Now there hardly was a boy my age and slightly older that did not go through a period of intense marble playing.

There was one game (Game #1) where you would draw a circle in the dirt about 2 or 3 feet in diameter and you would place a certain number of marbles in the ring as a contribution to play, then we would draw a line in the dirt some distance from us and we would line up and try to see who could toss (lag) a marble so as to be the closest to the line – the winner then from that line or one further away would from the ground begin the process of tossing the marble to the circle where if you knocked a marble out of the ring and yours stayed in after impact you could continue to shoot until you failed. This process was repeated by all players until the last marble was shot out of the ring.

As we became better shots the distance between the lines lengthened and the rules further changed so that you could substitute steel ball bearings for marbles because a ball bearing would not roll as easily and you were more likely to get closer to the line as a result. The steel bearings became specialized because you would use one for "lagging" and then a big mother for going after the "pot" because when you tossed it at the ring of marbles you were likely to throw a number out of the ring which then became your booty.

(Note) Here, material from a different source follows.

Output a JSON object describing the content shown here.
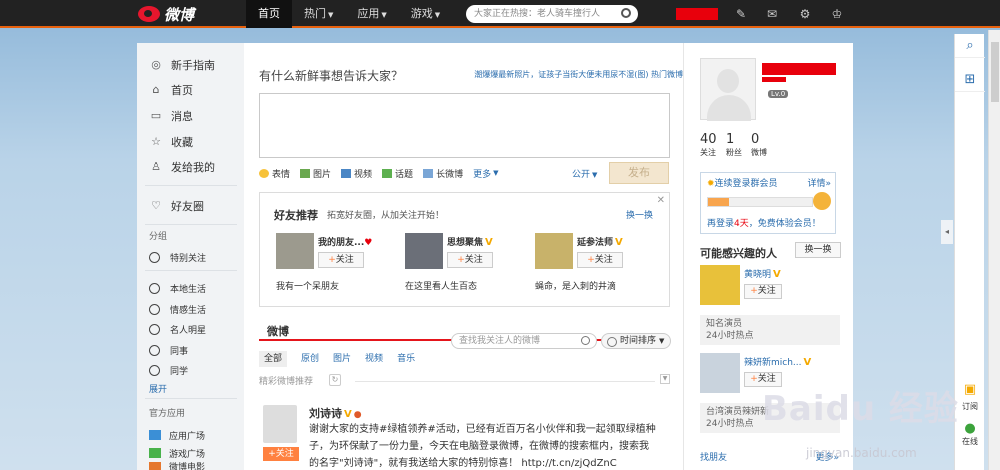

The older boys were of course better shots as they had been at the game longer and there was one kid, Bobbie Lavin, who was the absolute champion shooter. He could shoot his marble into the air at great distances and would land right smack on top of the target and it would spin in its place. He would wipe us out. We tried to avoid playing with him because he was so good. I tried to emulate him playing marbles and eventually achieved similar success. One of the things he did which I will never forget is that he invited me into his room and pulled out from under his bed a Klim can full of marbles -- a regular treasure trove. I was in total awe!!

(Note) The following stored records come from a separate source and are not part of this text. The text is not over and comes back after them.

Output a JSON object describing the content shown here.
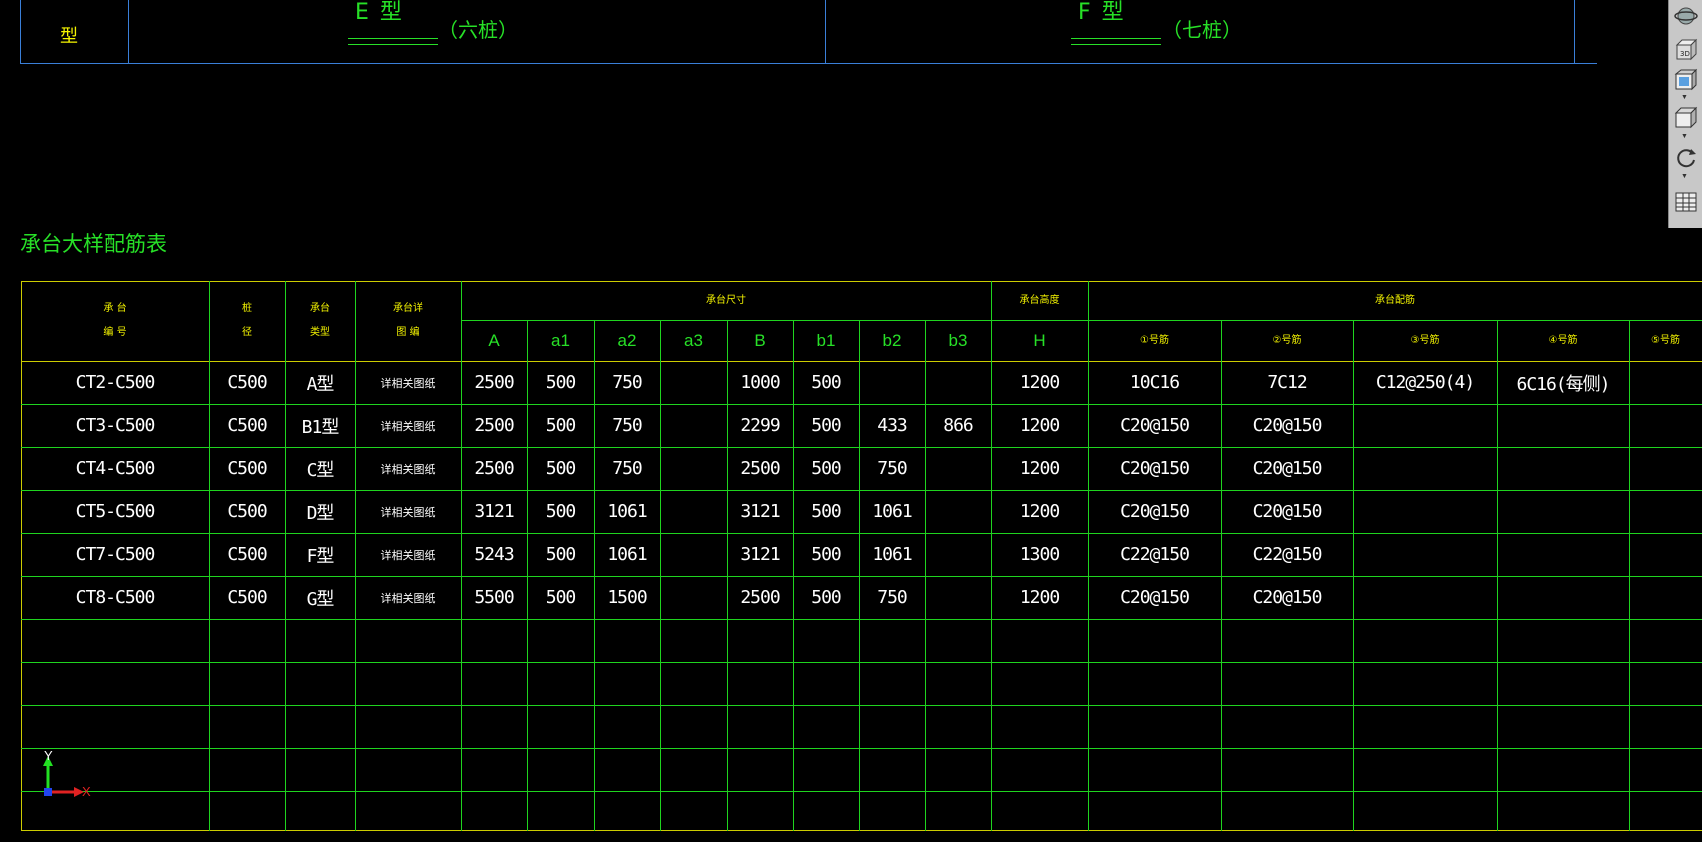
{
  "top_drawing": {
    "left_label": "型",
    "type_e": "E 型",
    "type_e_piles": "（六桩）",
    "type_f": "F 型",
    "type_f_piles": "（七桩）"
  },
  "table": {
    "caption": "承台大样配筋表",
    "headers": {
      "code_line1": "承 台",
      "code_line2": "编 号",
      "concrete_line1": "桩",
      "concrete_line2": "径",
      "type_line1": "承台",
      "type_line2": "类型",
      "detail_line1": "承台详",
      "detail_line2": "图 编",
      "size_group": "承台尺寸",
      "height_group": "承台高度",
      "rebar_group": "承台配筋",
      "dims": [
        "A",
        "a1",
        "a2",
        "a3",
        "B",
        "b1",
        "b2",
        "b3",
        "H"
      ],
      "rebar_cols": [
        "①号筋",
        "②号筋",
        "③号筋",
        "④号筋",
        "⑤号筋"
      ]
    },
    "rows": [
      {
        "code": "CT2-C500",
        "pile": "C500",
        "type": "A型",
        "detail": "详相关图纸",
        "A": "2500",
        "a1": "500",
        "a2": "750",
        "a3": "",
        "B": "1000",
        "b1": "500",
        "b2": "",
        "b3": "",
        "H": "1200",
        "r1": "10C16",
        "r2": "7C12",
        "r3": "C12@250(4)",
        "r4": "6C16(每侧)",
        "r5": ""
      },
      {
        "code": "CT3-C500",
        "pile": "C500",
        "type": "B1型",
        "detail": "详相关图纸",
        "A": "2500",
        "a1": "500",
        "a2": "750",
        "a3": "",
        "B": "2299",
        "b1": "500",
        "b2": "433",
        "b3": "866",
        "H": "1200",
        "r1": "C20@150",
        "r2": "C20@150",
        "r3": "",
        "r4": "",
        "r5": ""
      },
      {
        "code": "CT4-C500",
        "pile": "C500",
        "type": "C型",
        "detail": "详相关图纸",
        "A": "2500",
        "a1": "500",
        "a2": "750",
        "a3": "",
        "B": "2500",
        "b1": "500",
        "b2": "750",
        "b3": "",
        "H": "1200",
        "r1": "C20@150",
        "r2": "C20@150",
        "r3": "",
        "r4": "",
        "r5": ""
      },
      {
        "code": "CT5-C500",
        "pile": "C500",
        "type": "D型",
        "detail": "详相关图纸",
        "A": "3121",
        "a1": "500",
        "a2": "1061",
        "a3": "",
        "B": "3121",
        "b1": "500",
        "b2": "1061",
        "b3": "",
        "H": "1200",
        "r1": "C20@150",
        "r2": "C20@150",
        "r3": "",
        "r4": "",
        "r5": ""
      },
      {
        "code": "CT7-C500",
        "pile": "C500",
        "type": "F型",
        "detail": "详相关图纸",
        "A": "5243",
        "a1": "500",
        "a2": "1061",
        "a3": "",
        "B": "3121",
        "b1": "500",
        "b2": "1061",
        "b3": "",
        "H": "1300",
        "r1": "C22@150",
        "r2": "C22@150",
        "r3": "",
        "r4": "",
        "r5": ""
      },
      {
        "code": "CT8-C500",
        "pile": "C500",
        "type": "G型",
        "detail": "详相关图纸",
        "A": "5500",
        "a1": "500",
        "a2": "1500",
        "a3": "",
        "B": "2500",
        "b1": "500",
        "b2": "750",
        "b3": "",
        "H": "1200",
        "r1": "C20@150",
        "r2": "C20@150",
        "r3": "",
        "r4": "",
        "r5": ""
      }
    ]
  },
  "ucs": {
    "x_label": "X",
    "y_label": "Y"
  },
  "toolbar": {
    "buttons": [
      {
        "name": "orbit-globe-icon"
      },
      {
        "name": "view-3d-icon",
        "label": "3D"
      },
      {
        "name": "view-cube-front-icon"
      },
      {
        "name": "view-cube-iso-icon"
      },
      {
        "name": "refresh-orbit-icon"
      },
      {
        "name": "named-views-icon"
      }
    ]
  }
}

I have recently contacted Bob and he remembers the marbles and the fun of the game and he said he had two Klim cans of marbles which he eventually used as slingshot ammo.

(Game #2) -- Chase. In this game the objective was to chase someone's marble with your own and if you hit it, it became yours and that person was out of the game until it was over. This started out rather mild where we played in a designated area but again as we gained skill we covered as much ground as necessary to get away from an opponent who was after you. To avoid being hit by the aggressor's marble the game rules evolved so that when it was your turn to shoot, you could change your marble for any substitute you could shoot and in this case we started to replace our prized shooters with peewees which were about half the size of a regular marble -- thus harder to hit and if you knew that you were dead meat you would substitute your best shooter with a "dog" substitute.

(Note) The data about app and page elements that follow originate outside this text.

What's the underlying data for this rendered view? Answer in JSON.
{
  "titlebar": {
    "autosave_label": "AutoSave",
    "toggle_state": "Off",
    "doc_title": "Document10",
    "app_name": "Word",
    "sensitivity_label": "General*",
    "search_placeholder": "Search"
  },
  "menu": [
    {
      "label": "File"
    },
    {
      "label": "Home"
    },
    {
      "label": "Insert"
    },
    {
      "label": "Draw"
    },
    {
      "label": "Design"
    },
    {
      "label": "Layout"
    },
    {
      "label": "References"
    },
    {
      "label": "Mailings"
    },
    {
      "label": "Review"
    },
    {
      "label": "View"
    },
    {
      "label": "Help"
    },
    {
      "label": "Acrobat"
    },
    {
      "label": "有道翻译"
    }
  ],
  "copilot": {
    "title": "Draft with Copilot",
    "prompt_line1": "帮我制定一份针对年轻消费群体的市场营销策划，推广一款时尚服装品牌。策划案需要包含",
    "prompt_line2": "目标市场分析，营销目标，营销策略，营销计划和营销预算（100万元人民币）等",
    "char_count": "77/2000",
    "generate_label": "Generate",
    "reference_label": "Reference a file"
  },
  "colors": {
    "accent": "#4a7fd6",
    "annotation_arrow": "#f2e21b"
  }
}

If you placed a marble in a hot fire and then dropped it into a glass of water it would glaze with many fractures running through the glass and would significantly weaken the marble. I would use these marbles as contributor pieces and if they were struck hard by another marble they would shatter – tough luck!!

We played marbles from age 4 to about 6 or 7 before we moved on to Tops.